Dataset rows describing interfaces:
○ ○ ○ ○ ○

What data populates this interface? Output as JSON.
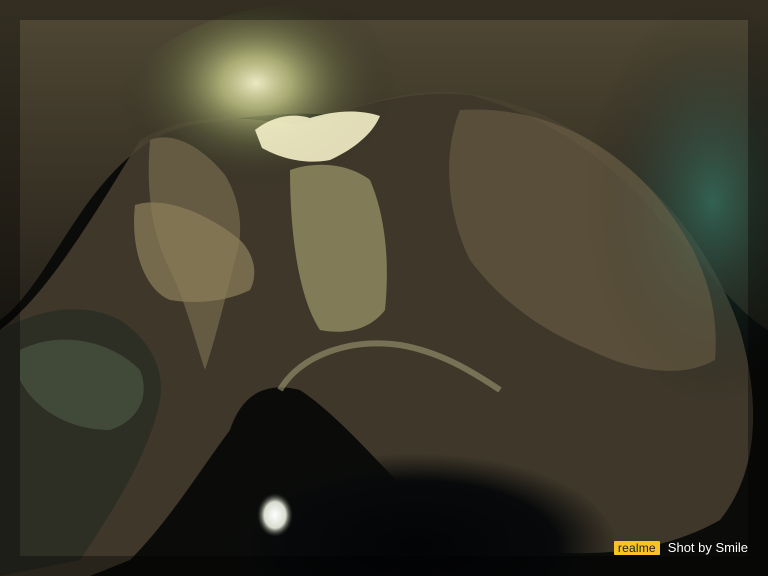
{
  "image": {
    "subject": "cave",
    "colors": {
      "shadow": "#0b0c0a",
      "rock_warm": "#6b5a40",
      "rock_lit": "#d8d49a",
      "skylight": "#f4f0c8",
      "teal_tint": "#2f8a7a"
    }
  },
  "watermark": {
    "brand": "realme",
    "caption": "Shot by Smile",
    "badge_color": "#f7c325"
  }
}
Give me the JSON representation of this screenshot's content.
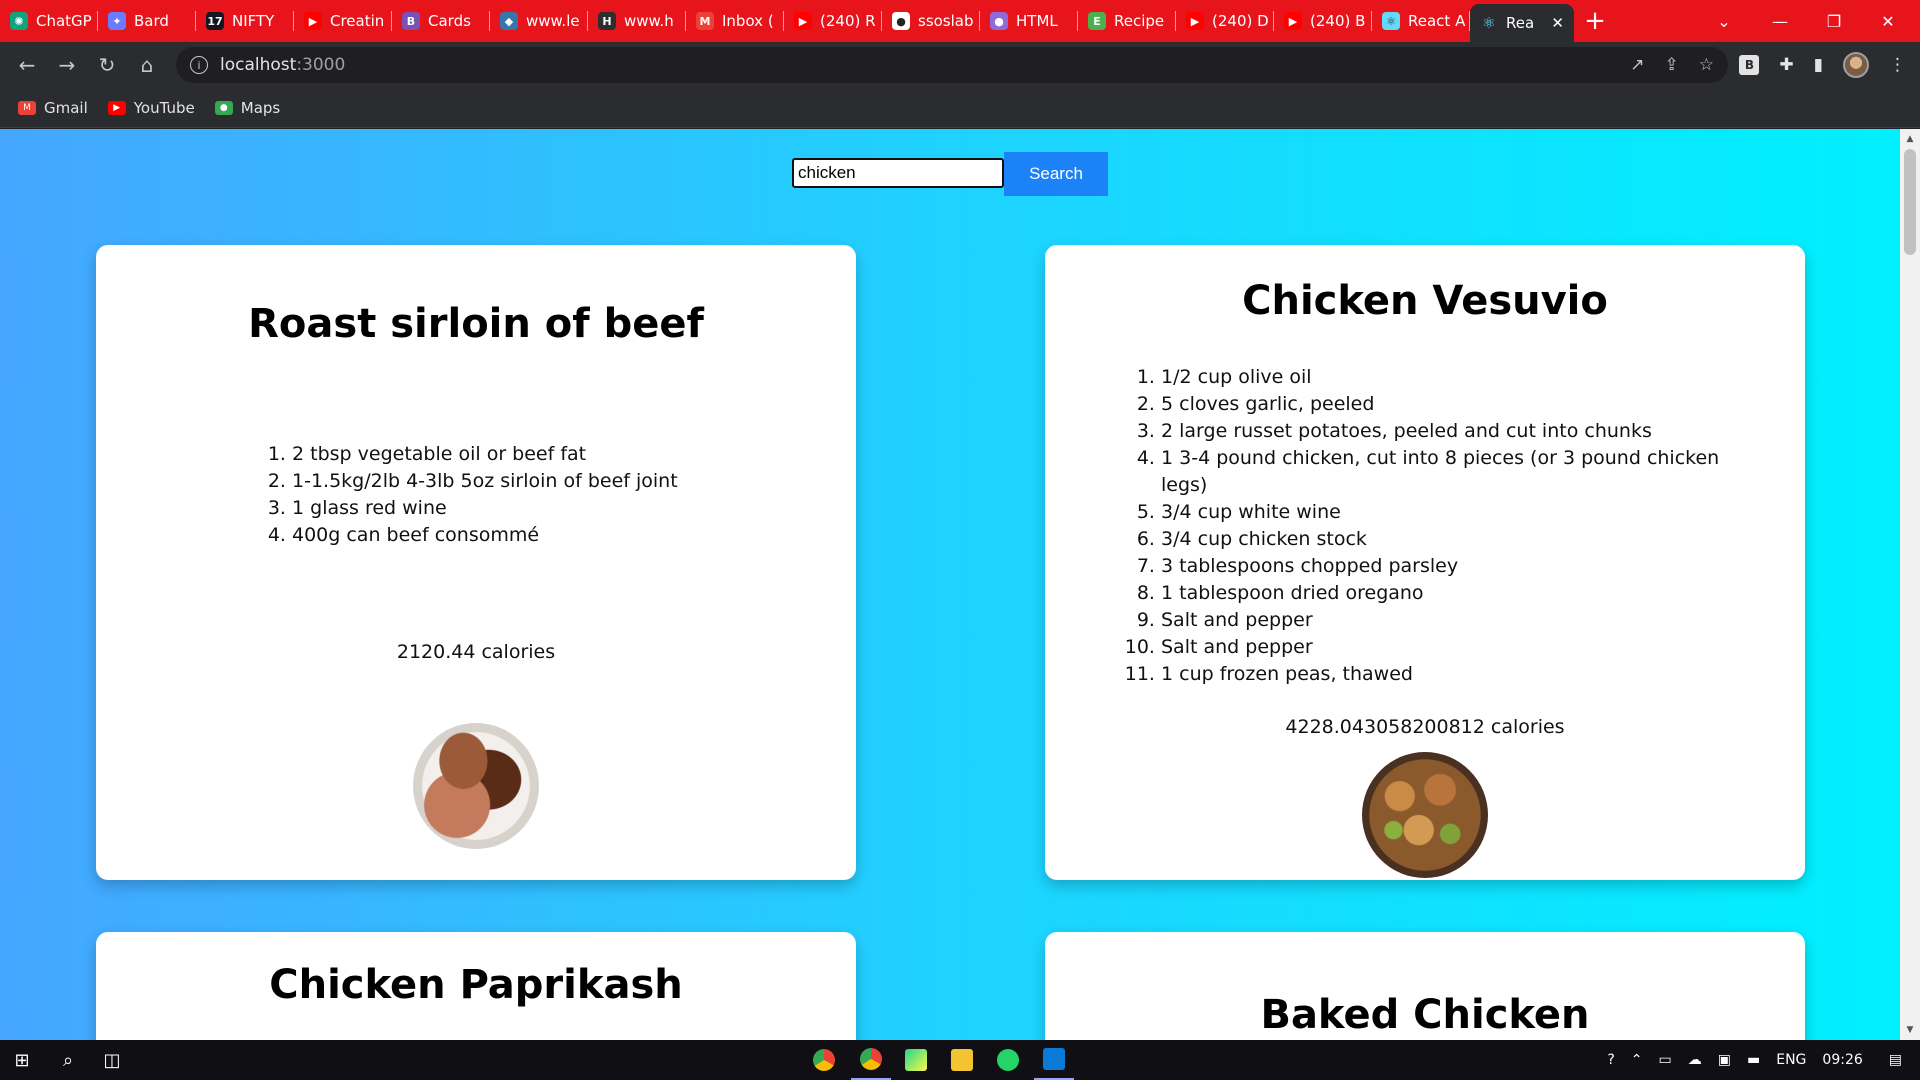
{
  "browser": {
    "tabs": [
      {
        "label": "ChatGP",
        "icon": "chatgpt-icon",
        "color": "#10a37f",
        "glyph": "✺"
      },
      {
        "label": "Bard",
        "icon": "bard-icon",
        "color": "#6b7bff",
        "glyph": "✦"
      },
      {
        "label": "NIFTY",
        "icon": "tradingview-icon",
        "color": "#131722",
        "glyph": "17"
      },
      {
        "label": "Creatin",
        "icon": "youtube-icon",
        "color": "#ff0000",
        "glyph": "▶"
      },
      {
        "label": "Cards",
        "icon": "bootstrap-icon",
        "color": "#7952b3",
        "glyph": "B"
      },
      {
        "label": "www.le",
        "icon": "python-icon",
        "color": "#3776ab",
        "glyph": "◆"
      },
      {
        "label": "www.h",
        "icon": "hackerrank-icon",
        "color": "#2e2e2e",
        "glyph": "H"
      },
      {
        "label": "Inbox (",
        "icon": "gmail-icon",
        "color": "#ea4335",
        "glyph": "M"
      },
      {
        "label": "(240) R",
        "icon": "youtube-icon",
        "color": "#ff0000",
        "glyph": "▶"
      },
      {
        "label": "ssoslab",
        "icon": "globe-icon",
        "color": "#ffffff",
        "glyph": "●"
      },
      {
        "label": "HTML",
        "icon": "profile-icon",
        "color": "#8e6bd6",
        "glyph": "●"
      },
      {
        "label": "Recipe",
        "icon": "edamam-icon",
        "color": "#4caf50",
        "glyph": "E"
      },
      {
        "label": "(240) D",
        "icon": "youtube-icon",
        "color": "#ff0000",
        "glyph": "▶"
      },
      {
        "label": "(240) B",
        "icon": "youtube-icon",
        "color": "#ff0000",
        "glyph": "▶"
      },
      {
        "label": "React A",
        "icon": "react-icon",
        "color": "#61dafb",
        "glyph": "⚛"
      }
    ],
    "active_tab": {
      "label": "Rea",
      "icon": "react-icon",
      "glyph": "⚛",
      "close": "✕"
    },
    "new_tab": "+",
    "window": {
      "dropdown": "⌄",
      "minimize": "—",
      "restore": "❐",
      "close": "✕"
    },
    "nav": {
      "back": "←",
      "forward": "→",
      "reload": "↻",
      "home": "⌂"
    },
    "address": {
      "host": "localhost",
      "port": ":3000",
      "info": "i"
    },
    "omni_actions": [
      "↗",
      "⇪",
      "☆"
    ],
    "extensions": {
      "ext_b": "B",
      "puzzle": "✚",
      "sidepanel": "▮",
      "menu": "⋮"
    },
    "bookmarks": [
      {
        "label": "Gmail",
        "icon": "gmail-icon",
        "color": "#ea4335",
        "glyph": "M"
      },
      {
        "label": "YouTube",
        "icon": "youtube-icon",
        "color": "#ff0000",
        "glyph": "▶"
      },
      {
        "label": "Maps",
        "icon": "maps-icon",
        "color": "#34a853",
        "glyph": "●"
      }
    ]
  },
  "page": {
    "search": {
      "value": "chicken",
      "button_label": "Search"
    },
    "recipes": [
      {
        "title": "Roast sirloin of beef",
        "ingredients": [
          "2 tbsp vegetable oil or beef fat",
          "1-1.5kg/2lb 4-3lb 5oz sirloin of beef joint",
          "1 glass red wine",
          "400g can beef consommé"
        ],
        "calories": "2120.44 calories",
        "image": "roast-beef-image"
      },
      {
        "title": "Chicken Vesuvio",
        "ingredients": [
          "1/2 cup olive oil",
          "5 cloves garlic, peeled",
          "2 large russet potatoes, peeled and cut into chunks",
          "1 3-4 pound chicken, cut into 8 pieces (or 3 pound chicken legs)",
          "3/4 cup white wine",
          "3/4 cup chicken stock",
          "3 tablespoons chopped parsley",
          "1 tablespoon dried oregano",
          "Salt and pepper",
          "Salt and pepper",
          "1 cup frozen peas, thawed"
        ],
        "calories": "4228.043058200812 calories",
        "image": "chicken-vesuvio-image"
      },
      {
        "title": "Chicken Paprikash"
      },
      {
        "title": "Baked Chicken"
      }
    ],
    "colors": {
      "gradient_start": "#45a6ff",
      "gradient_end": "#00f0ff",
      "button": "#1b82f8"
    }
  },
  "taskbar": {
    "tray": {
      "language": "ENG",
      "time": "09:26"
    }
  }
}
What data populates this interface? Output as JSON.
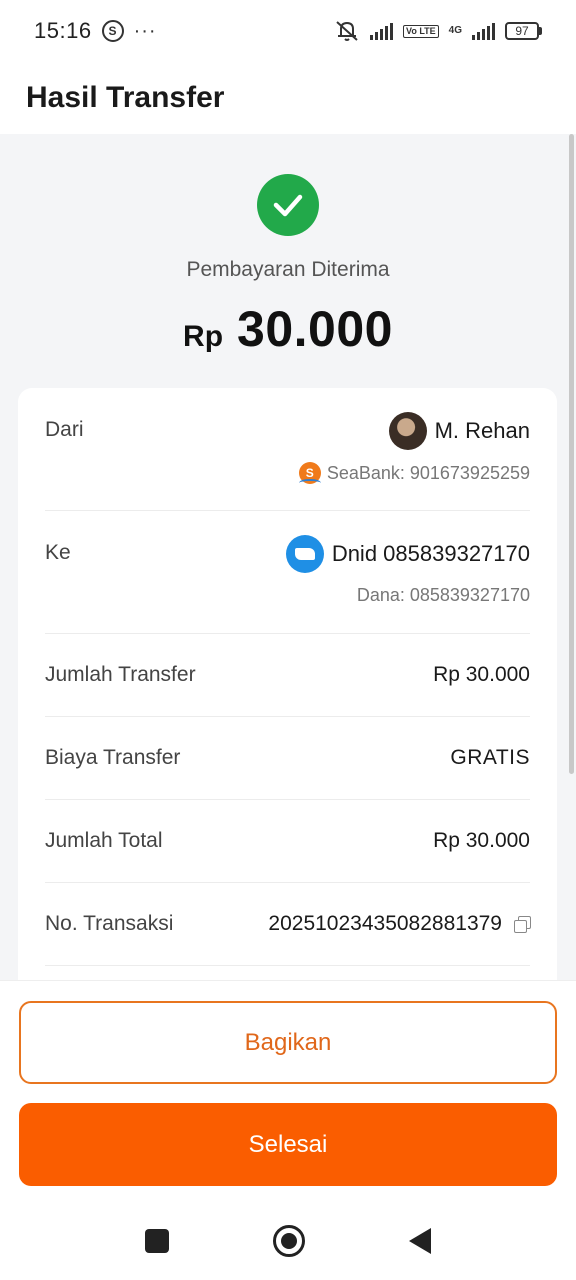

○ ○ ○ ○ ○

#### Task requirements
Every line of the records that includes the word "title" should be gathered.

#### Answer for the task
        "title": "Roast sirloin of beef",
        "title": "Chicken Vesuvio",
        "title": "Chicken Paprikash"
        "title": "Baked Chicken"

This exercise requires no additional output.